News Links on Mobility and Transportation Policy

The American Dream Coalition newsletter has carved out a few useful recent newslinks for those following transportation policy issues:

Federal dollars for federal roads — Robert Poole, Washington Times
Highway policy: confliction and confusion — Fleet Owner

New Scorecard Reinforces Density-Traffic Congestion Nexus — Wendell Cox, New Geography

Bonus: Sydney: Choking in its Own Density

LaHood Faces Off With GOP Senator Over High-Speed Rail, Livability — D.C. Streetsblog

Improving Virginia’s Transportation System — Ron Utt, Tertium Quids

Porsche unveils ‘green’ supercar for petrol-heads — The Local, Germany

Are Today’s Cars Too Smart for Their Own Good? — AOL News

It’s the Traffic, Stupid — New York Times

City of Jacksonville to consider mobility fees — Daily Record, Florida

Austin reached 4th highest traffic congestion without high population density — C.O.S.T., Texas

Bellevue drops Mercer Slough light-rail route — Seattle Times

Thousands a month spent on security for light rail cars —, Virginia

Pandemonium at MTA Hearing in Brooklyn, 4 Arrests — Gothamist, New York

FTA delivers scathing report on safety of D.C. Metro — Washington Post

Latest attempt to reform San Francisco’s Muni — San Francisco Chronicle

Man Rescued Along Light Rail Tracks — KPHO-5, Arizona

Pedestrian killed by VTA light rail vehicle — ABC-7, San Jose, California

Summary of MAX Rail Fatalities —

Samuel R. Staley, Ph.D. is a senior research fellow at Reason Foundation and managing director of the DeVoe L. Moore Center at Florida State University in Tallahassee where he teaches graduate and undergraduate courses in urban planning, regulation, and urban economics. Prior to joining Florida State, Staley was director of urban growth and land-use policy for Reason Foundation where he helped establish its urban policy program in 1997.

Staley is the author of several books, most recently co-authoring Mobility First: A New Vision for Transportation in a Globally Competitive 21st Century (Rowman & Littlefield, 2008). Texas Gov. Rick Perry aid Staley and Moore "get it right" and world bank urban planner Alain Bartaud called it "a must read for urban managers of large cities in the United States and around the world."

He is also co-author, with Ted Balaker, of The Road More Traveled: Why The Congestion Crisis Matters More Than You Think, and What We Can Do About It (Rowman and Littlefield, September, 2006). Author Joel Kotkin said, "The Road More Traveled should be required reading not only for planners and their students, but anyone who loves cities and wants them to thrive as real places, not merely as museums, in the 21st Century." Former U.S. Secretary of Transportation Mary Peters said, "Balaker and Staley clearly debunk the myth that there is nothing we can do about congestion."

Staley's previous book, Smarter Growth: Market-based Strategies for Land-use Planning in the 21st Century (Greenwood Press, 2001), was called the "most thorough challenge yet to regional land-use plans" by Planning magazine.

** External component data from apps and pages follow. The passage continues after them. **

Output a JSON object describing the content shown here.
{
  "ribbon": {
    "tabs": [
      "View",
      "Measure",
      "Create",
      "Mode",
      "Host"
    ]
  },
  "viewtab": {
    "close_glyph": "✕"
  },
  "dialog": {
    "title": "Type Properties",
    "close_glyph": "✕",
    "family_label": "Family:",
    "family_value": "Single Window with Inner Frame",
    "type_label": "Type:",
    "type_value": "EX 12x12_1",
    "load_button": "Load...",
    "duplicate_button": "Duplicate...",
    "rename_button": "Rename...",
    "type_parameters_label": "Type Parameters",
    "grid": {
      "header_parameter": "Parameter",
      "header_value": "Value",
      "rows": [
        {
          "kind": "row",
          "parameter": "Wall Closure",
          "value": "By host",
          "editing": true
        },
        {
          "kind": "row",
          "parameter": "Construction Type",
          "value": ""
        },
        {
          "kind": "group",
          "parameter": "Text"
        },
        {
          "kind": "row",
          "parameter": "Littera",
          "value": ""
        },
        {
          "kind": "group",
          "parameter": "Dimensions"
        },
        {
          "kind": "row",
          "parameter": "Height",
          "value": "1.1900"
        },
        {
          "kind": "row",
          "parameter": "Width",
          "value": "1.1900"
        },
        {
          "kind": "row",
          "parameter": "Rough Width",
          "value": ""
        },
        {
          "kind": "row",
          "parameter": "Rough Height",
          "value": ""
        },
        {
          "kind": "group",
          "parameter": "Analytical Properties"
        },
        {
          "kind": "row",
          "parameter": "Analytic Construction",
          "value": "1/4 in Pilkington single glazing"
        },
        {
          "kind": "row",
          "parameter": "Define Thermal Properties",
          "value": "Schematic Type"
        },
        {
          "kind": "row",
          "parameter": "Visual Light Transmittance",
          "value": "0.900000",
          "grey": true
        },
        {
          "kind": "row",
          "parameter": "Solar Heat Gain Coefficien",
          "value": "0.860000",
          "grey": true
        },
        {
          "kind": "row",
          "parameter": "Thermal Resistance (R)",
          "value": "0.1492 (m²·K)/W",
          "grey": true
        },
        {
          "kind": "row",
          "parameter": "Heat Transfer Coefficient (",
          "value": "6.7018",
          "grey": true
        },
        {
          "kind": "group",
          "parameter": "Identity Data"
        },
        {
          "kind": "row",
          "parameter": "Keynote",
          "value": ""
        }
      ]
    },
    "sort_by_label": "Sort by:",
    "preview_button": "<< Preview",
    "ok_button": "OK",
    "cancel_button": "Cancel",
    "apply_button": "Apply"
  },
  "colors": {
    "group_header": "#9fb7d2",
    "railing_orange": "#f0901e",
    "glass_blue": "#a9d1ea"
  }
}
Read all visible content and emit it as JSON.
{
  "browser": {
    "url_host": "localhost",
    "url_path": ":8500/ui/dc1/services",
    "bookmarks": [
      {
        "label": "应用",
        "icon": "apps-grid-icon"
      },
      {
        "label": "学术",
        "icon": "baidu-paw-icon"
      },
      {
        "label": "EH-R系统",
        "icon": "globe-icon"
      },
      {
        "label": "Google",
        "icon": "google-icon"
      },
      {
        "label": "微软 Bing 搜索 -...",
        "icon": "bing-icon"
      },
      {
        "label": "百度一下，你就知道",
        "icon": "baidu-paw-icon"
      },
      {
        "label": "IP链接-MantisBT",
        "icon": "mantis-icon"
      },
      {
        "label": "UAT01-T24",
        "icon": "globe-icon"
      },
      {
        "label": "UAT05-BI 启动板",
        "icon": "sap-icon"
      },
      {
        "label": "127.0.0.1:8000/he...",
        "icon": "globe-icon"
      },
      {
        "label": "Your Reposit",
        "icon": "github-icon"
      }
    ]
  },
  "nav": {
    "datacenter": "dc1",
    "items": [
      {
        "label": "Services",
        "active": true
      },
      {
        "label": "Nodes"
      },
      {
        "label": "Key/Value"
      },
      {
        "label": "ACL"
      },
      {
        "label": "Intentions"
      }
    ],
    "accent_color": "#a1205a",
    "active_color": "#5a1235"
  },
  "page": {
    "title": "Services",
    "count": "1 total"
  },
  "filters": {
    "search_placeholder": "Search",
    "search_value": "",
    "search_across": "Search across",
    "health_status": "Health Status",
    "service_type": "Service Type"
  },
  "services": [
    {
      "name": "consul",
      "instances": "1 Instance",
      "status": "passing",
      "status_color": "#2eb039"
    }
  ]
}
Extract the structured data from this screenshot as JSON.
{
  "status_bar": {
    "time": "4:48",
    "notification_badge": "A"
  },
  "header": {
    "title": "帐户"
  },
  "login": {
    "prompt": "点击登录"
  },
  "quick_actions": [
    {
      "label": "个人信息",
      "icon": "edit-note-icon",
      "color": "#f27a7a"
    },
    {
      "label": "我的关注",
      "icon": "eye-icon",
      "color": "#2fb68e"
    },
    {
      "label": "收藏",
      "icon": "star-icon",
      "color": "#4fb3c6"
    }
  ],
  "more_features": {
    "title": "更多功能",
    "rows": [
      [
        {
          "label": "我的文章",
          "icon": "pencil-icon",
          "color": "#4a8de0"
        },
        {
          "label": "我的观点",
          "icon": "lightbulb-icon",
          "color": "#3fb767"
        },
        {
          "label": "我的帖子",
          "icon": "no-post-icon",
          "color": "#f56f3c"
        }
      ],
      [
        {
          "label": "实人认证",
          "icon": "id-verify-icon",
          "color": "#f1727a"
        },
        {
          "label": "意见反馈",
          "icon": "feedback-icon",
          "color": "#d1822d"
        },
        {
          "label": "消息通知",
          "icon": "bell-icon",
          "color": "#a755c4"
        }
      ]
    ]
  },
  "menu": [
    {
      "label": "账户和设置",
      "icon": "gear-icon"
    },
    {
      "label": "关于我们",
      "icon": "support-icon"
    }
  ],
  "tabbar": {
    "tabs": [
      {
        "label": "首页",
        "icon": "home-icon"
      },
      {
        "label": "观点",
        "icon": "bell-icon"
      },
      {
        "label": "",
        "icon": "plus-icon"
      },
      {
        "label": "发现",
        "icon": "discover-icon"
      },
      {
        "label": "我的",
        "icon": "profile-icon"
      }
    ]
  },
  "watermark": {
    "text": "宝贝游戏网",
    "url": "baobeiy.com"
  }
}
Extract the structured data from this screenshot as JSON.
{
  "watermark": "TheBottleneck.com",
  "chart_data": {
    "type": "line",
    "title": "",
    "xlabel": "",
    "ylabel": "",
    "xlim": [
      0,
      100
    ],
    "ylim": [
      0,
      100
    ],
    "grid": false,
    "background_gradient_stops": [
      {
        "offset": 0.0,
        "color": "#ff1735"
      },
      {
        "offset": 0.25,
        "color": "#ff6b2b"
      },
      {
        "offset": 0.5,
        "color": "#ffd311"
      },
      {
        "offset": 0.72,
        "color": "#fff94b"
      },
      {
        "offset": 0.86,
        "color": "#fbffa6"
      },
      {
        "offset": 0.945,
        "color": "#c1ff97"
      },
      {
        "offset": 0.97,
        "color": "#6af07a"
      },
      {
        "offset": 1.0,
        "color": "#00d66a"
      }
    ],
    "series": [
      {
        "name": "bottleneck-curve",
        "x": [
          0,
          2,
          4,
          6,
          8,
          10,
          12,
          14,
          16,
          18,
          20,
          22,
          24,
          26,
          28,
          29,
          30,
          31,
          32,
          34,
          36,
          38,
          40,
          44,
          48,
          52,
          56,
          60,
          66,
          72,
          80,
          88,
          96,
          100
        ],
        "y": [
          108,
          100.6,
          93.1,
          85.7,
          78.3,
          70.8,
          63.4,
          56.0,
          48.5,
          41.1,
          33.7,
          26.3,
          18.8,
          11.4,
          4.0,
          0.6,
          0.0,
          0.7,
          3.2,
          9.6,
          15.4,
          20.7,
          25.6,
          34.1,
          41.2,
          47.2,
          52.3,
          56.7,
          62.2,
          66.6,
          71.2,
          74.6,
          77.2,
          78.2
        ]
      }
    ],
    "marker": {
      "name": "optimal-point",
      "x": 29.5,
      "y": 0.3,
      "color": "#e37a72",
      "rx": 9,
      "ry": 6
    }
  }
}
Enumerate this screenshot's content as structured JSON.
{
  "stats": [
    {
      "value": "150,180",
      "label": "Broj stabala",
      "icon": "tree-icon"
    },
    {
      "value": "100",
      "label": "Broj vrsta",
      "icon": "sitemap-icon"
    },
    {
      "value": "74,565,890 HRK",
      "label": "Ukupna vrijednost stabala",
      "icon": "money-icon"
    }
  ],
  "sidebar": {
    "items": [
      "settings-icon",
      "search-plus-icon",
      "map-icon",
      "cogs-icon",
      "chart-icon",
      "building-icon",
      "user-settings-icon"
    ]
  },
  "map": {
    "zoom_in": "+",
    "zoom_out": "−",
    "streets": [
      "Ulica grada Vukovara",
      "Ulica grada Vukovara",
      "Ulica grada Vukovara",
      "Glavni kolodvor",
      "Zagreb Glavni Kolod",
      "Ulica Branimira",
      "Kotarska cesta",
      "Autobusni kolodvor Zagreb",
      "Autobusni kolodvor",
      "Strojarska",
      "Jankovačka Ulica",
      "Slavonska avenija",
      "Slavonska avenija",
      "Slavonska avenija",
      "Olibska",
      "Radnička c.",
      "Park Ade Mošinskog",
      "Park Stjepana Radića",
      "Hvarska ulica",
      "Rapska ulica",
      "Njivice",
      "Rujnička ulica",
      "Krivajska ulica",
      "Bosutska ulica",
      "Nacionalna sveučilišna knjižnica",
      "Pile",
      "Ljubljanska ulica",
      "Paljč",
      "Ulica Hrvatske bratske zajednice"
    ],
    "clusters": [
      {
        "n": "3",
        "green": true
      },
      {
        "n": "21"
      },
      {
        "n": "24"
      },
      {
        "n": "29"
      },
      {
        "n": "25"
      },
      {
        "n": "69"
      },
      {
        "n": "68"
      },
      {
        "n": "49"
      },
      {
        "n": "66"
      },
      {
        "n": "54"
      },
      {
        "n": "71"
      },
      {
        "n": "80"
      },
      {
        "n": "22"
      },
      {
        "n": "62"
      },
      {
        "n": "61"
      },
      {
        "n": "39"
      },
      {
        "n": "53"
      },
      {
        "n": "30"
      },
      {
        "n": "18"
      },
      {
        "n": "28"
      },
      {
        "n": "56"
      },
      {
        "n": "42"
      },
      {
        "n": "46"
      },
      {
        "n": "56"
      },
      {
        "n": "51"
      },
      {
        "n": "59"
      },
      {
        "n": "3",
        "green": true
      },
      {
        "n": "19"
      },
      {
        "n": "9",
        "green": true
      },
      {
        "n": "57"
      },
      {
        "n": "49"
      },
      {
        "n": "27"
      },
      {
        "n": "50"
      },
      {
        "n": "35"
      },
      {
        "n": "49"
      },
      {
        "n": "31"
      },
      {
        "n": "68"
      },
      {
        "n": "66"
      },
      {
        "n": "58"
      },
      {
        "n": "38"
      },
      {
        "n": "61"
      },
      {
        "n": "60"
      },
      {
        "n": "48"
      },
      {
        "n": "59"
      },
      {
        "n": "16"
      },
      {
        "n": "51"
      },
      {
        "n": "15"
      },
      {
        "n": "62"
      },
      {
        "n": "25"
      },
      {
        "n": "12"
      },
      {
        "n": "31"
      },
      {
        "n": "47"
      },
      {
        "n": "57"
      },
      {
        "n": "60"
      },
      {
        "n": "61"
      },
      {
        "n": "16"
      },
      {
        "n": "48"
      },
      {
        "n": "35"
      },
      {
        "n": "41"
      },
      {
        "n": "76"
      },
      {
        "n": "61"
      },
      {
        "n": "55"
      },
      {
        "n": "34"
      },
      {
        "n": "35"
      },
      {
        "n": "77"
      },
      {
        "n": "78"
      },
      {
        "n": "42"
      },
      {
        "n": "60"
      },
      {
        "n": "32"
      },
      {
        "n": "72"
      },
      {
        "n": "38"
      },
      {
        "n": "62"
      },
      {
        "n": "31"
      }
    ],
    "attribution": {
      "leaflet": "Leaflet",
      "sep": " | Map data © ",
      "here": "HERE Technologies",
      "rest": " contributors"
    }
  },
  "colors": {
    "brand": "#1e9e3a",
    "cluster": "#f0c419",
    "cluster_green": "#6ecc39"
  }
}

In addition to these books, he is the author of Drug Policy and the Decline of American Cities (Transaction Publishers, 1992) and Planning Rules and Urban Economic Performance: The Case of Hong Kong (Chinese University Press, 1994).

His more than 100 professional articles, studies, and reports have appeared in publications such as The Wall Street Journal, The New York Times, Washington Post, Los Angeles Times, Investor's Business Daily, Journal of the American Planning Association, Planning magazine, Reason magazine, National Review and many others.

Staley's approach to urban development, transportation and public policy blends more than 20 years of experience as an economic development consultant, academic researcher, urban policy analyst, and community leader.

Staley is a former chair for his local planning board in his hometown of Bellbrook, Ohio. He is also a former member of its Board of Zoning Appeals and Property Review Commission, vice chair of his local park district's open space master plan committee, and chair of its Charter Review Commission.

Staley received his B.A. in Economics and Public Policy from Colby College, M.S. in Social and Applied Economics from Wright State University, and Ph.D. in Public Administration, with concentrations in urban planning and public finance from Ohio State University.